Rafiner-Jarboe said Erickson needs to re-establish its presence in the community and create opportunities for people without a background in the aerospace industry.
"We don't have Boeing in our backyard," she said. "We build our own talent here."
The company created 10 seasonal mechanic roles to develop skills, Rafiner-Jarboe said.
While Erickson is growing on many fronts, including defense contracts to refurbish Navy and Marine MH-53E Sea Dragon helicopters, adversity produced a will to persevere.
"As we went through the financial stress over the last couple of years, we continuously pulled parts off the shelf until at some point the shelves were bare," Roberts said. "As you go through a bankruptcy, suppliers know they are at risk of not getting paid, so they stop working with you."
Suppliers sometimes simply mothballed component work, so orders placed in 2015 or 2016 may still be in the pipeline.
"I don't think anybody fully appreciated how difficult it was going to be to get our normal production and our normal support back up to levels that are expected," Roberts said. "There is no other supplier to contact, you just have to wait six months and develop contingency plans and work with whatever spares are available around the world.
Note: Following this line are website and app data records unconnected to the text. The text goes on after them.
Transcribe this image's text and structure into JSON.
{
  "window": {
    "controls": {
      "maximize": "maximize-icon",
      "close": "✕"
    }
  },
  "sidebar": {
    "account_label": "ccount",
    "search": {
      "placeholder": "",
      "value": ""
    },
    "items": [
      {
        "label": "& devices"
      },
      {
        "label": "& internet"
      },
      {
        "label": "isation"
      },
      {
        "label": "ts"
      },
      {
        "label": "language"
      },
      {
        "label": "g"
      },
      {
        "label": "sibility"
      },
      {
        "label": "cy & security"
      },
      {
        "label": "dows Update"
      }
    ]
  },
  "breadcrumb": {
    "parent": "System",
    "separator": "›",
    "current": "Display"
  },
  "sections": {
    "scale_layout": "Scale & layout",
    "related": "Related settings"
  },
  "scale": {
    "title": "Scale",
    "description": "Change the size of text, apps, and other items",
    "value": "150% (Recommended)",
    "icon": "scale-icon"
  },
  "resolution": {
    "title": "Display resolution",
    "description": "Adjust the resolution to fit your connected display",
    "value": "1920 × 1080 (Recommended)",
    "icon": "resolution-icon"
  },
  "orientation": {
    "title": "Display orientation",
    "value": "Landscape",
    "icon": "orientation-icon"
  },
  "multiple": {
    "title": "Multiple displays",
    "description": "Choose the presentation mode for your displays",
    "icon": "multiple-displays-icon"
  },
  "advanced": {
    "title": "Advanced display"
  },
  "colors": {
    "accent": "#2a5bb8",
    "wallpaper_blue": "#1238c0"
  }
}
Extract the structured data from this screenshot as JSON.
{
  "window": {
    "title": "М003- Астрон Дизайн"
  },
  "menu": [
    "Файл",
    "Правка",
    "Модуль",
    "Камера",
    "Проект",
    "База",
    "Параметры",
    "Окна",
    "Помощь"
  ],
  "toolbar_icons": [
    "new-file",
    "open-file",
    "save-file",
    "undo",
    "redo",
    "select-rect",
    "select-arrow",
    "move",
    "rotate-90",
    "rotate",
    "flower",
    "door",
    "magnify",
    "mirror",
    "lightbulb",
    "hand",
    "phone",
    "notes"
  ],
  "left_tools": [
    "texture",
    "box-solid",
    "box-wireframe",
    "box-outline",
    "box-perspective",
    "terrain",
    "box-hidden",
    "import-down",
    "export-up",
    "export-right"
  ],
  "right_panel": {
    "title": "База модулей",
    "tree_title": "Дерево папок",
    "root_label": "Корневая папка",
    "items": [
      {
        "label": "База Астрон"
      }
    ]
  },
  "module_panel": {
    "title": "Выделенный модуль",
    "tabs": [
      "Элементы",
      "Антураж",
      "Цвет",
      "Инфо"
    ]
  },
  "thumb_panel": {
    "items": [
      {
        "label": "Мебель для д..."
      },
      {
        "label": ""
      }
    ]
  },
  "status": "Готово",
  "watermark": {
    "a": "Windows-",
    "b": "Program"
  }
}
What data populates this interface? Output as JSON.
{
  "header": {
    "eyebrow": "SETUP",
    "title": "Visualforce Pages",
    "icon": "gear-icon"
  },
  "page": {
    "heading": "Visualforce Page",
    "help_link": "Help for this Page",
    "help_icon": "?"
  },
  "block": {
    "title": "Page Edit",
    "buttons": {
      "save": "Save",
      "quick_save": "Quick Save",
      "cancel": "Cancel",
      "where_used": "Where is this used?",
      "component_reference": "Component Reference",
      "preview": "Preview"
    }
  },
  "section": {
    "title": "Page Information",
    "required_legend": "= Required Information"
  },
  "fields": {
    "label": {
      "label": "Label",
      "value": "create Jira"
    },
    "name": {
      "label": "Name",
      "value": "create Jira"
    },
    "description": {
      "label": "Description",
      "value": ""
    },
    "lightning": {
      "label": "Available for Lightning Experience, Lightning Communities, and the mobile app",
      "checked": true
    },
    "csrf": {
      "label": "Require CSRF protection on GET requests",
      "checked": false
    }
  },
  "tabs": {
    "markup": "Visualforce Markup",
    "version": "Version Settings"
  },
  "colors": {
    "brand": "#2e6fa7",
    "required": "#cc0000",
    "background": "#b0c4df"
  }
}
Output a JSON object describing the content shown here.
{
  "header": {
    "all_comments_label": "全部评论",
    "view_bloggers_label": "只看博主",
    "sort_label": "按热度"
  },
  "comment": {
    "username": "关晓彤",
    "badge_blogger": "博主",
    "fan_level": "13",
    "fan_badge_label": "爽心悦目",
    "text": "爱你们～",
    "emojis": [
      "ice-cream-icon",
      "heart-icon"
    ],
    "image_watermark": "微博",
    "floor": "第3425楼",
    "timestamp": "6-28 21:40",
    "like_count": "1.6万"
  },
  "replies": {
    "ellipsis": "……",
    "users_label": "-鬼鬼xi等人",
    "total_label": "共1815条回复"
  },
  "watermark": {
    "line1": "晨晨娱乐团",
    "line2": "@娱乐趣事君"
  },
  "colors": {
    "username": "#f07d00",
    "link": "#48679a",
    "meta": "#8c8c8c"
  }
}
We're not going to be able to put out a component for three months, and we've got to figure out a way to get through the next three months."
Working on helicopters designed long before many of its employees were born, Erickson has adapted time and again.
"For an aircraft in production, you have a whole team that's all they do, making sure the parts come in to keep up with production," Roberts said. "If you are looking at a legacy aircraft, each part has its own story."
Complex moving parts made to microscopic tolerances don't roll off the assembly line in Cleveland or Denver.
"Supply-chain machine-shop manufacturers want to do easy parts and a lot of parts at one time, that's how they make their money," Roberts said. "When we first started supporting the crane many years back, there was no machine shop, so everything had to come from some other manufacturer."
Recently, the supplier for fuel-control unit components told Erickson it would no longer produce the parts because it wasn't profitable.
"It's not something we've done before, but we're going to be forced to bring that in-house," Roberts said. "That's indicative of what we go through over and over again."
The test cell lab and control room, built around a two-story tower, was imported from Texas, where it was used on Apache helicopter engines.
"Before that we would test stuff on the aircraft," Johnson said. "We had to adapt it and make a bunch of changes. There's no manual or instructions on how to do it. We figure out things here, very difficult things, every day."
— Reach reporter Greg Stiles at 541-776-4463 or email@example.com. Follow him on Twitter at www.twitter.com/GregMTBusiness, and on Facebook at www.facebook.com/greg.stiles.31.